In the 16th, moments after the team's had rewritten the history books, Asencio walked Brett Lawrie and Omar Vizquel reached on a fielder's choice before Arencibia, who hit 23 homers as a rookie last season, drove a pitch onto the pedestrian plaza in left.
He was lucky it ever got there.
After taking a ball, Arencibia thought third-base coach Brian Butterfield had given him the bunt sign and he popped his attempt foul.
''For some reason, I thought I got the bunt sign,'' Arencibia said. ''That got me in two strikes. Then I was just trying to hit the ball. I happened to hit it hard and got it out of the park.''
Arencibia was unaware of his gaffe until he got back into the dugout, where Farrell told him what he had done.
''He high-fived me and said, `Great job, you missed a sign,''' Arencibia said, laughing.
The Indians squandered a potential game-winning situation in the 12th.
They loaded the bases on two walks and a single before Farrell brought 44-year-old shortstop Vizquel off the bench as a fifth infielder. The strategy worked when Asdrubal Cabrera swung at Perez's first pitch and bounced into an inning-ending double play.
Toronto trailed 4-1 going into the ninth after being stopped by Masterson.
But the Blue Jays rallied for three runs off Perez, who missed most of spring training with a strained side muscle and looked awful.
He gave up two singles to start the inning before Bautista's sacrifice fly made it 4-2. Kelly Johnson took second on the play, and after Adam Lind walked, Edwin Encarnacion hit a two-run double to tie it at 4.
Perez got an out, but walked Eric Thames and was pulled by manager Manny Acta before hanging his head as he walked dejectedly to the dugout amid loud boos.
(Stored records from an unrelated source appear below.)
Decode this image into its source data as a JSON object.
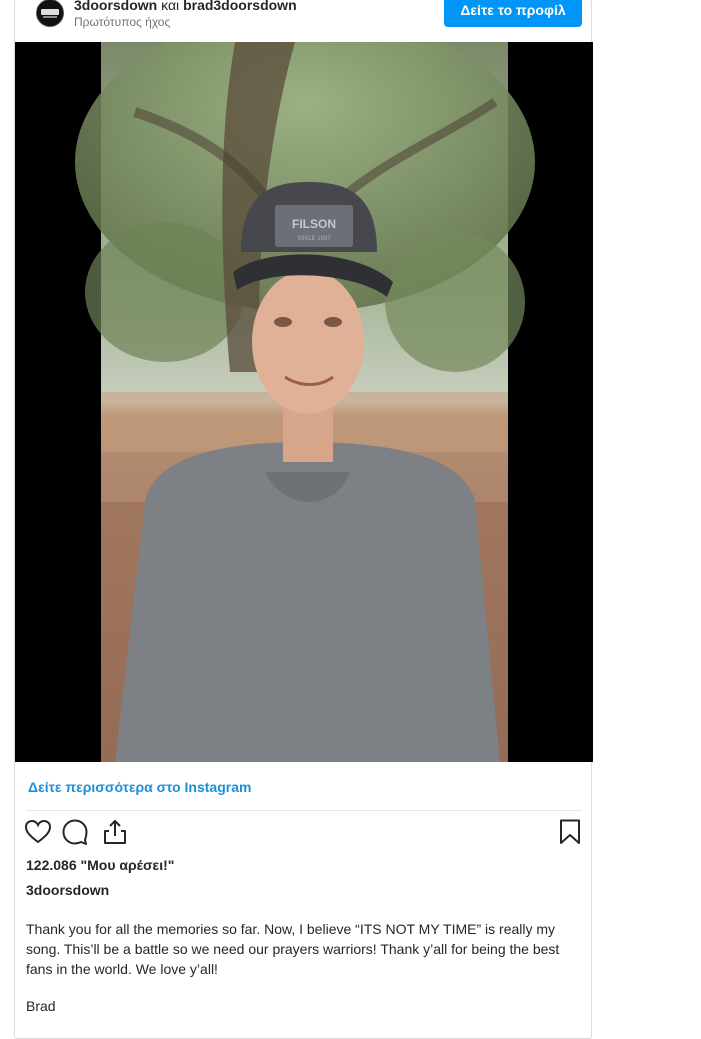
{
  "header": {
    "account_primary": "3doorsdown",
    "conjunction": "και",
    "account_secondary": "brad3doorsdown",
    "audio_label": "Πρωτότυπος ήχος",
    "profile_button": "Δείτε το προφίλ"
  },
  "media": {
    "cap_brand": "FILSON",
    "cap_brand_sub": "SINCE 1897"
  },
  "footer": {
    "see_more_link": "Δείτε περισσότερα στο Instagram",
    "likes_text": "122.086 \"Μου αρέσει!\"",
    "owner": "3doorsdown",
    "caption": "Thank you for all the memories so far. Now, I believe “ITS NOT MY TIME” is really my song. This’ll be a battle so we need our prayers warriors! Thank y’all for being the best fans in the world. We love y’all!",
    "signoff": "Brad"
  },
  "icons": [
    "heart-icon",
    "comment-icon",
    "share-icon",
    "bookmark-icon"
  ],
  "colors": {
    "accent": "#0095f6",
    "link": "#1d8fd8",
    "text": "#262626",
    "muted": "#737373"
  }
}
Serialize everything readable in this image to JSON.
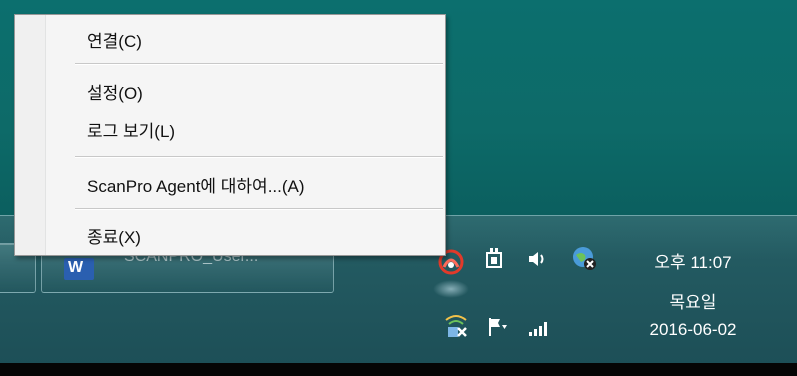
{
  "menu": {
    "items": [
      {
        "label": "연결(C)"
      },
      {
        "label": "설정(O)"
      },
      {
        "label": "로그 보기(L)"
      },
      {
        "label": "ScanPro Agent에 대하여...(A)"
      },
      {
        "label": "종료(X)"
      }
    ]
  },
  "taskbar": {
    "word_button_label": "SCANPRO_User..."
  },
  "tray": {
    "icons": [
      "scanpro-agent-icon",
      "power-plug-icon",
      "volume-icon",
      "network-globe-icon",
      "wifi-disconnected-icon",
      "flag-icon",
      "signal-bars-icon"
    ]
  },
  "clock": {
    "time": "오후 11:07",
    "day": "목요일",
    "date": "2016-06-02"
  },
  "colors": {
    "desktop": "#0c6f6e",
    "taskbar": "#235a61",
    "menu_bg": "#f5f5f5"
  }
}
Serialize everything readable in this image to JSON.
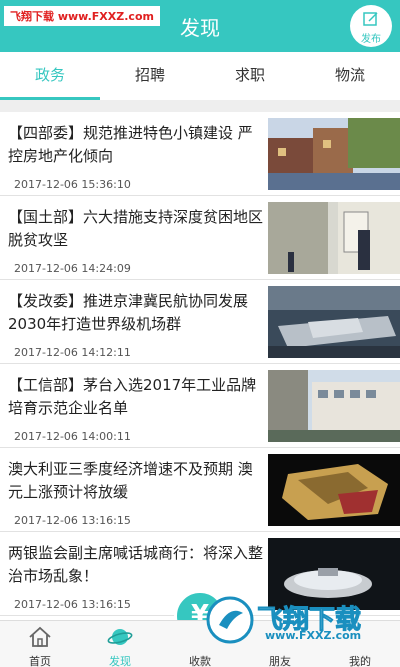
{
  "header": {
    "title": "发现",
    "watermark": "飞翔下载 www.FXXZ.com",
    "publish_label": "发布"
  },
  "tabs": [
    {
      "label": "政务"
    },
    {
      "label": "招聘"
    },
    {
      "label": "求职"
    },
    {
      "label": "物流"
    }
  ],
  "news": [
    {
      "title": "【四部委】规范推进特色小镇建设 严控房地产化倾向",
      "date": "2017-12-06 15:36:10"
    },
    {
      "title": "【国土部】六大措施支持深度贫困地区脱贫攻坚",
      "date": "2017-12-06 14:24:09"
    },
    {
      "title": "【发改委】推进京津冀民航协同发展 2030年打造世界级机场群",
      "date": "2017-12-06 14:12:11"
    },
    {
      "title": "【工信部】茅台入选2017年工业品牌培育示范企业名单",
      "date": "2017-12-06 14:00:11"
    },
    {
      "title": "澳大利亚三季度经济增速不及预期 澳元上涨预计将放缓",
      "date": "2017-12-06 13:16:15"
    },
    {
      "title": "两银监会副主席喊话城商行：将深入整治市场乱象！",
      "date": "2017-12-06 13:16:15"
    }
  ],
  "footer": {
    "items": [
      {
        "label": "首页"
      },
      {
        "label": "发现"
      },
      {
        "label": "收款"
      },
      {
        "label": "朋友"
      },
      {
        "label": "我的"
      }
    ]
  },
  "brand_overlay": {
    "text": "飞翔下载",
    "url": "www.FXXZ.com"
  },
  "colors": {
    "accent": "#36c7c0",
    "divider": "#eeeeee"
  }
}
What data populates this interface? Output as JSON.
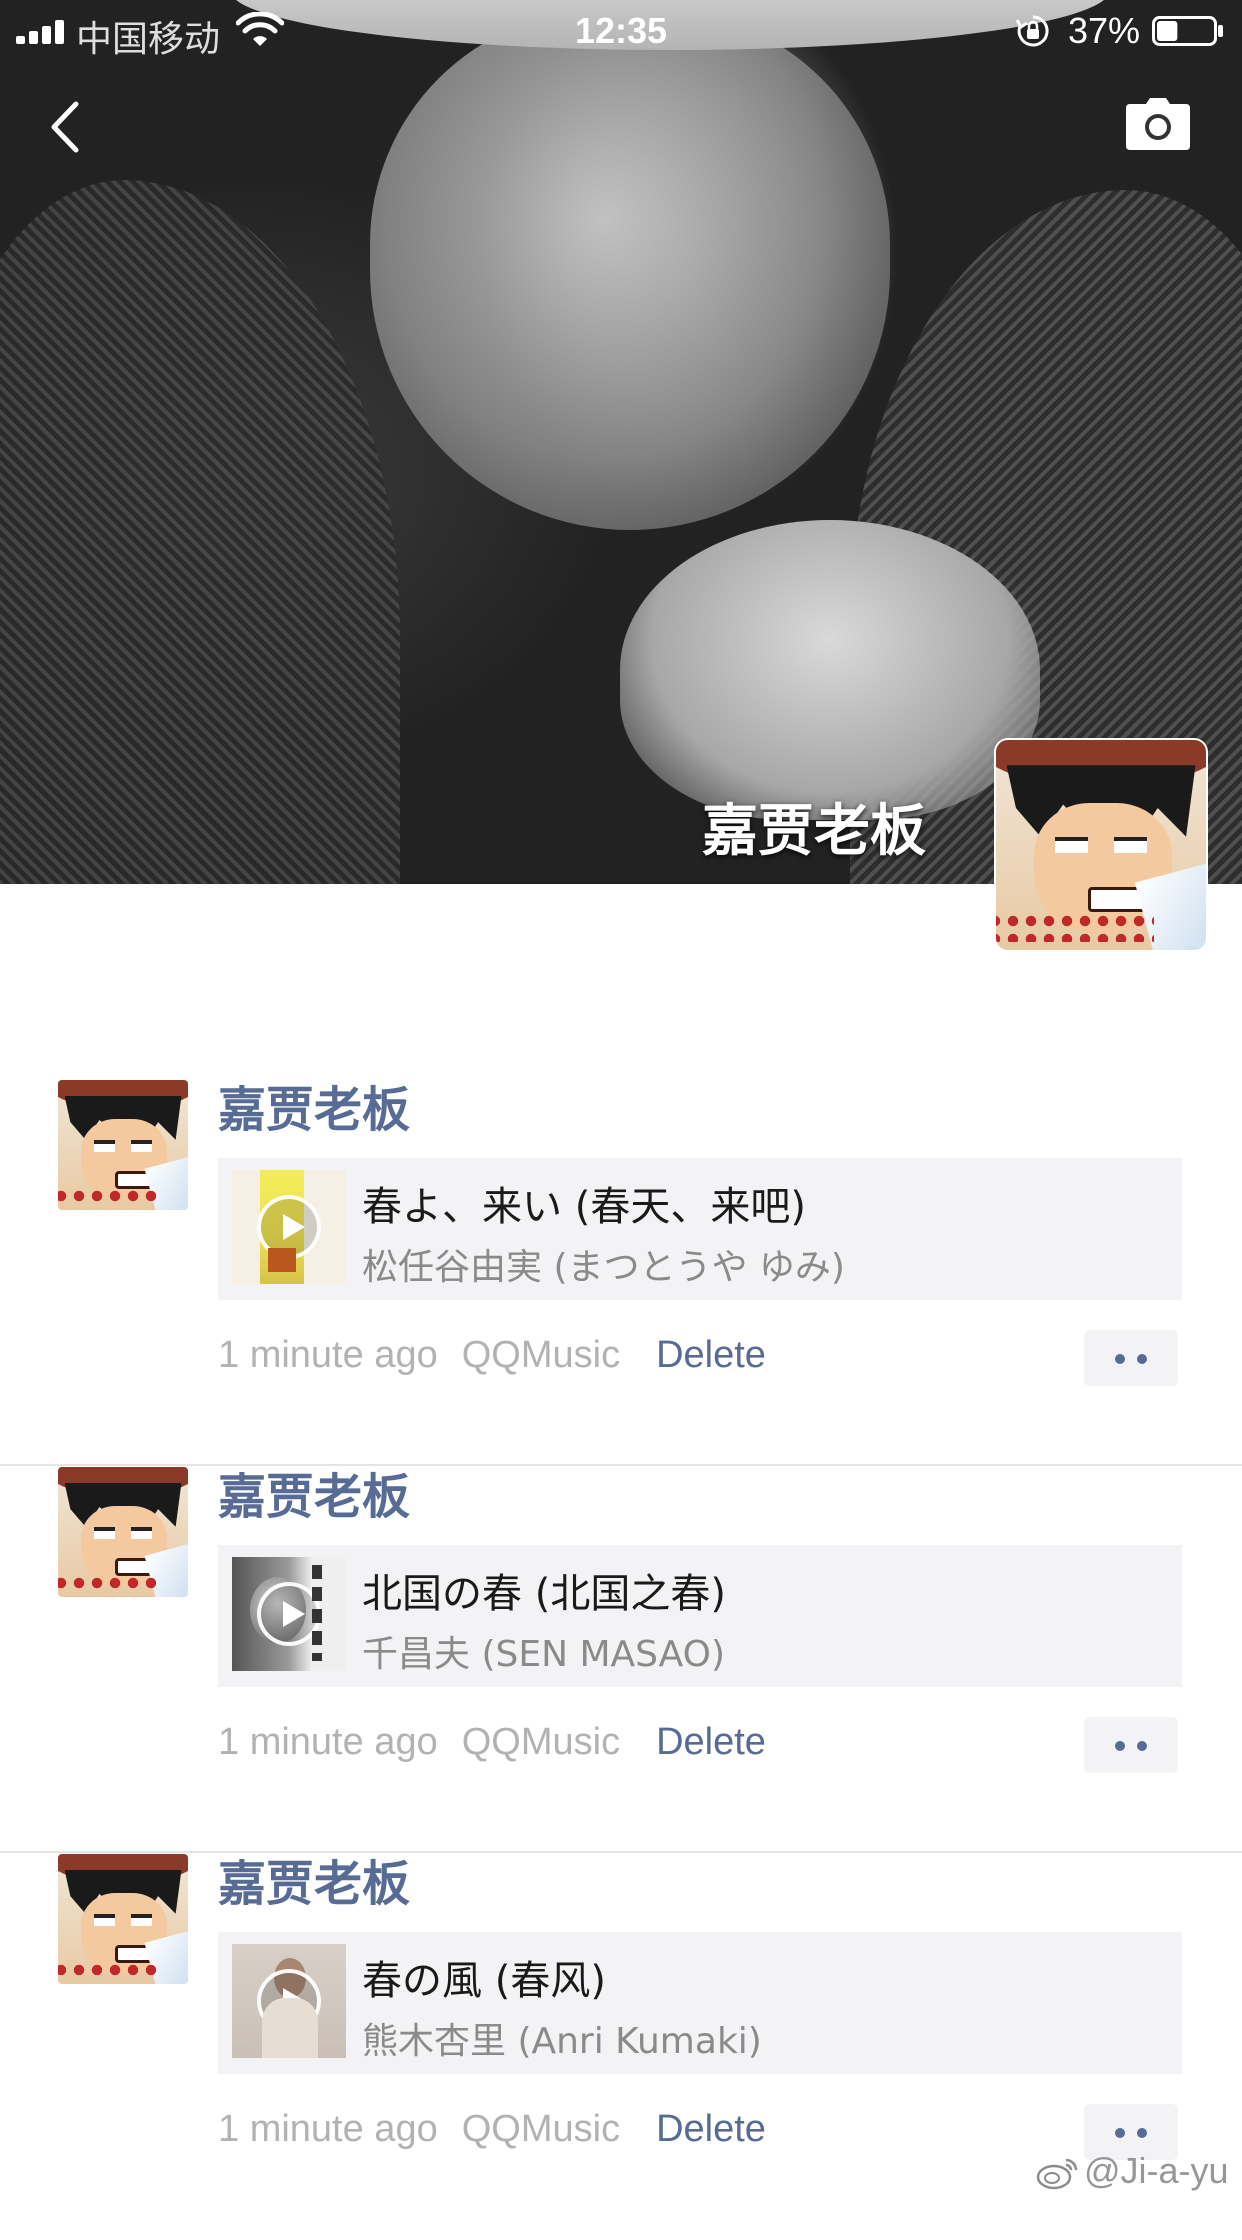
{
  "status_bar": {
    "carrier": "中国移动",
    "time": "12:35",
    "battery_percent": "37%",
    "battery_level": 0.37,
    "signal_bars": 4
  },
  "profile": {
    "name": "嘉贾老板"
  },
  "posts": [
    {
      "author": "嘉贾老板",
      "song_title": "春よ、来い (春天、来吧)",
      "song_artist": "松任谷由実 (まつとうや ゆみ)",
      "time_ago": "1 minute ago",
      "source": "QQMusic",
      "delete_label": "Delete"
    },
    {
      "author": "嘉贾老板",
      "song_title": "北国の春 (北国之春)",
      "song_artist": "千昌夫 (SEN MASAO)",
      "time_ago": "1 minute ago",
      "source": "QQMusic",
      "delete_label": "Delete"
    },
    {
      "author": "嘉贾老板",
      "song_title": "春の風 (春风)",
      "song_artist": "熊木杏里 (Anri Kumaki)",
      "time_ago": "1 minute ago",
      "source": "QQMusic",
      "delete_label": "Delete"
    }
  ],
  "watermark": {
    "text": "@Ji-a-yu"
  },
  "colors": {
    "link_blue": "#576b95",
    "meta_gray": "#b2b2b2",
    "card_bg": "#f3f3f5"
  },
  "icons": {
    "back": "chevron-left-icon",
    "camera": "camera-icon",
    "play": "play-icon",
    "more": "more-dots-icon",
    "wifi": "wifi-icon",
    "battery": "battery-icon",
    "rotation_lock": "rotation-lock-icon",
    "weibo": "weibo-icon"
  }
}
''I don't think I was too pumped up,'' Perez said. ''I was rushing, definitely, especially when stuff started getting sticky.''
Perez's meltdown cost Masterson a win he deserved.
The right-hander won 12 games last season, but pitched better than his record. Acta chose him to open the season, picking him in spring training over Ubaldo Jimenez, who may be the staff's ace but hasn't lived up to expectations since he was acquired in a July trade form Colorado.
Masterson set an early tone, striking out the side in the first. He retired the side in order four times, and except for giving up Bautista's homer, was never in serious trouble.
Hannahan's third career opening-day homer gave the Indians a 4-0 lead.
Hours later, Hannahan didn't know the game had reached historic proportions.
''It felt really long,'' he said, ''and a little chilly, too.''
NOTES: Arencibia has a thing for debuts. He hit two homers on opening-day last season and connected for two in his first major league game in 2010. ... The Indians have had six home openers go to into extras since Progressive Field opened in 1994. ... Cleveland has lost four straight openers and eight of 10. ... Cleveland pitchers combined for 16 strikeouts. ... Toronto's Colby Rasmus made a diving catch to rob Hannahan of extra bases in the fifth. ... Farrell began his playing career with Cleveland and pitched five seasons for the Indians, often taking the mound in less-than-ideal-conditions in old Cleveland Stadium. ''I pitched in the snow before,'' he said. ''Opening day on the Great Lakes is a risky proposition.''